YOUR GOAL.
Your response should reproduce every line of the entries that contains the word "this".

PROVIDED RECORDS.
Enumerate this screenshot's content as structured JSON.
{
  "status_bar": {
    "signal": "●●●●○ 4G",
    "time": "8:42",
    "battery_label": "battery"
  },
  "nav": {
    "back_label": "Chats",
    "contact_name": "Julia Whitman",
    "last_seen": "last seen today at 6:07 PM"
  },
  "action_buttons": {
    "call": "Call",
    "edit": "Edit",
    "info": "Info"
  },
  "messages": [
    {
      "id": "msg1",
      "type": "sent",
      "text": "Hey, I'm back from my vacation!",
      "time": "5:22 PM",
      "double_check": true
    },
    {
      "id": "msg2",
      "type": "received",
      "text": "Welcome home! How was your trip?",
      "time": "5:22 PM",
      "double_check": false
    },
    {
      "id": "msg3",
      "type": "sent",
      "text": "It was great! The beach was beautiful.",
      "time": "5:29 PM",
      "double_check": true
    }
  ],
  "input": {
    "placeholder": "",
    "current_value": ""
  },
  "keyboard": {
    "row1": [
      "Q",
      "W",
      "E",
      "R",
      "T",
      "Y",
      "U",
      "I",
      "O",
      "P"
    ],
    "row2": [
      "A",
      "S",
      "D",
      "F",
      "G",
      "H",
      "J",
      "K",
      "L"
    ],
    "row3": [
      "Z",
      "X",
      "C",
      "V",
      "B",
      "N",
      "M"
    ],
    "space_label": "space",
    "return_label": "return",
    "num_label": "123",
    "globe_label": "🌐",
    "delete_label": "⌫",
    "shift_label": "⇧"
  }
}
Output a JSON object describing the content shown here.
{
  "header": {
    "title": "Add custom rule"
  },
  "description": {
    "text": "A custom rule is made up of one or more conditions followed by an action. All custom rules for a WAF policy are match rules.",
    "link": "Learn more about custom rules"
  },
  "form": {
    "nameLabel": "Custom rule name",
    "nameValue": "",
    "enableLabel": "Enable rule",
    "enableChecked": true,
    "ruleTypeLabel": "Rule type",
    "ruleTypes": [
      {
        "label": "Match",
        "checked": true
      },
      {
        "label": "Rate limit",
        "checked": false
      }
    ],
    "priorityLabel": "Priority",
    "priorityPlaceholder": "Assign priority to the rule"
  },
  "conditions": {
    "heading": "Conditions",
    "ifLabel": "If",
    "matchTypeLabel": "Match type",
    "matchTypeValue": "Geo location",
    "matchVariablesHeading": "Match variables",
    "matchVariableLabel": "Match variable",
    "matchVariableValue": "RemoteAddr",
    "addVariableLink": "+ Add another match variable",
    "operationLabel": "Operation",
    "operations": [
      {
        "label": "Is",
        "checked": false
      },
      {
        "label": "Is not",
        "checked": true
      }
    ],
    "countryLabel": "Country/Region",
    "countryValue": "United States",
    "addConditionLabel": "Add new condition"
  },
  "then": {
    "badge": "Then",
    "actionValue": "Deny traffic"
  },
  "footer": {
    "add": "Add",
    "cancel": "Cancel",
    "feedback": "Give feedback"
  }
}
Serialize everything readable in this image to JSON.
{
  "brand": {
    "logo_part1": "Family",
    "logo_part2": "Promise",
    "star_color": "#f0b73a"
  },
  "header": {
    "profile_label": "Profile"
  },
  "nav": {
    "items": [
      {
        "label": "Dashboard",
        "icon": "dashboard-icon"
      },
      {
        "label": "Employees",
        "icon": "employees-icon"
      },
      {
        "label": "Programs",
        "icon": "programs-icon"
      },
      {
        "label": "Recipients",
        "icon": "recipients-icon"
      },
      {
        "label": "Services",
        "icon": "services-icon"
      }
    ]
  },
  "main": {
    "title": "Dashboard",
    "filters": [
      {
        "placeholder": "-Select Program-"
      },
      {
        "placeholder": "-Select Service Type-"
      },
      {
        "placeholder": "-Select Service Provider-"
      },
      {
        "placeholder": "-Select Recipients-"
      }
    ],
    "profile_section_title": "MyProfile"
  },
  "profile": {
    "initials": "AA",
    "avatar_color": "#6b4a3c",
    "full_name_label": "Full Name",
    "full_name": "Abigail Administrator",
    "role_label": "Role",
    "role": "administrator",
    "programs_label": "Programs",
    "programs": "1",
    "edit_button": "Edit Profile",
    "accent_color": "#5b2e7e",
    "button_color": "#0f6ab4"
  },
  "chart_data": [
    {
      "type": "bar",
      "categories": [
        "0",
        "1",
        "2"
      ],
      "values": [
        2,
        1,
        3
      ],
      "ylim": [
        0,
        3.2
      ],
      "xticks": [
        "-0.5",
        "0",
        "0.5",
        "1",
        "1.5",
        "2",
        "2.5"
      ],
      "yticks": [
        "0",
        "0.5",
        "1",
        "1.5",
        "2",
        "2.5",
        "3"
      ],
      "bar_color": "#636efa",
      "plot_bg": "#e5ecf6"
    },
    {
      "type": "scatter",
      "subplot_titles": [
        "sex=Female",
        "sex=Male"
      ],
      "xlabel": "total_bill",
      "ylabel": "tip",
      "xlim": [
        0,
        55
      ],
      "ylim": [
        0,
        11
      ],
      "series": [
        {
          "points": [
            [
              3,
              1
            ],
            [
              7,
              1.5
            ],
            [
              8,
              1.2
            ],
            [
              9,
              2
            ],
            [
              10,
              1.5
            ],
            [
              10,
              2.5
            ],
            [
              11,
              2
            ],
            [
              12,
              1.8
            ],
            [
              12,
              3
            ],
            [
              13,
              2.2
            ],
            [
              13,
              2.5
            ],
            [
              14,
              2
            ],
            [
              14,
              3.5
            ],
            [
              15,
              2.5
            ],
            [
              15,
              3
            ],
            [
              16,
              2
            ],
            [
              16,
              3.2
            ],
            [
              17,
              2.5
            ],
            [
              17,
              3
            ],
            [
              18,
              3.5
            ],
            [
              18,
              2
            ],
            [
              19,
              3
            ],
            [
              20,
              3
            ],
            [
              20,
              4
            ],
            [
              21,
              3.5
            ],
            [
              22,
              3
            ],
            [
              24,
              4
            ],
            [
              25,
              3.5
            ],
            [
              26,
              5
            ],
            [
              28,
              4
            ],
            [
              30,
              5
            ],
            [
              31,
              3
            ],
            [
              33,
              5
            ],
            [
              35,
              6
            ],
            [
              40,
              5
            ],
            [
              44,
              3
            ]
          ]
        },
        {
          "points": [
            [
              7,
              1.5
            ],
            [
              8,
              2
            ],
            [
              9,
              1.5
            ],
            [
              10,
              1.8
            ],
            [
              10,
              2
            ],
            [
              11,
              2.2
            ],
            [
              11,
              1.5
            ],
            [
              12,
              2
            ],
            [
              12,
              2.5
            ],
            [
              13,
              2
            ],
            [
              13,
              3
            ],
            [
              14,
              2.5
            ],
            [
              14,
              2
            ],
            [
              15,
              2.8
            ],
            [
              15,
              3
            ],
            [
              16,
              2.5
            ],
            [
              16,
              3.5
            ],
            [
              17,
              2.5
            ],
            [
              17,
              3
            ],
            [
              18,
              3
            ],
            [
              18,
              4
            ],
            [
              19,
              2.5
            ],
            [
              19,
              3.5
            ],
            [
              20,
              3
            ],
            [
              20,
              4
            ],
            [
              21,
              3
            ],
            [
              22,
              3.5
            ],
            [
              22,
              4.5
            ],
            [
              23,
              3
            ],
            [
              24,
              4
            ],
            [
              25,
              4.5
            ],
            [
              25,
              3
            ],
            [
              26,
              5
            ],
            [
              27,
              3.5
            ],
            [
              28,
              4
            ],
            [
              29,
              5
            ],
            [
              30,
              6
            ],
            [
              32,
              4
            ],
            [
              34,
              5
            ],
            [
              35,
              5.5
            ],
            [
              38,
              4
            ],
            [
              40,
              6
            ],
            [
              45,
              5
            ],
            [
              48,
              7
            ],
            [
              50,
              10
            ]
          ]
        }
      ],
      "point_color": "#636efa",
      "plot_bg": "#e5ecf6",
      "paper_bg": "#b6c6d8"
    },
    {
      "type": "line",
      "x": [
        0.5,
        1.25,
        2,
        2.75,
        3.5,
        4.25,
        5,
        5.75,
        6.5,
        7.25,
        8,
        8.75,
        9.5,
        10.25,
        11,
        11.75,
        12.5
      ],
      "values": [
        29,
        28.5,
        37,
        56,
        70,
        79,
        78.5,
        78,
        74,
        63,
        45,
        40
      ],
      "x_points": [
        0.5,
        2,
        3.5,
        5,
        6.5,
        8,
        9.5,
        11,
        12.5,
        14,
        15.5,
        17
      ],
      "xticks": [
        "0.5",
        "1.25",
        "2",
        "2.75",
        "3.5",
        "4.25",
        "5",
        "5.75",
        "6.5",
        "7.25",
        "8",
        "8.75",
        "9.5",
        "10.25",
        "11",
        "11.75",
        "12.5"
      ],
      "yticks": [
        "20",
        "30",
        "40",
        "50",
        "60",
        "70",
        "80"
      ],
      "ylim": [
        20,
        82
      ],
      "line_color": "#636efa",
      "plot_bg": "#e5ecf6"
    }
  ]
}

RESPONSE.
Enumerate this screenshot's content as structured JSON.
Serialize everything readable in this image to JSON.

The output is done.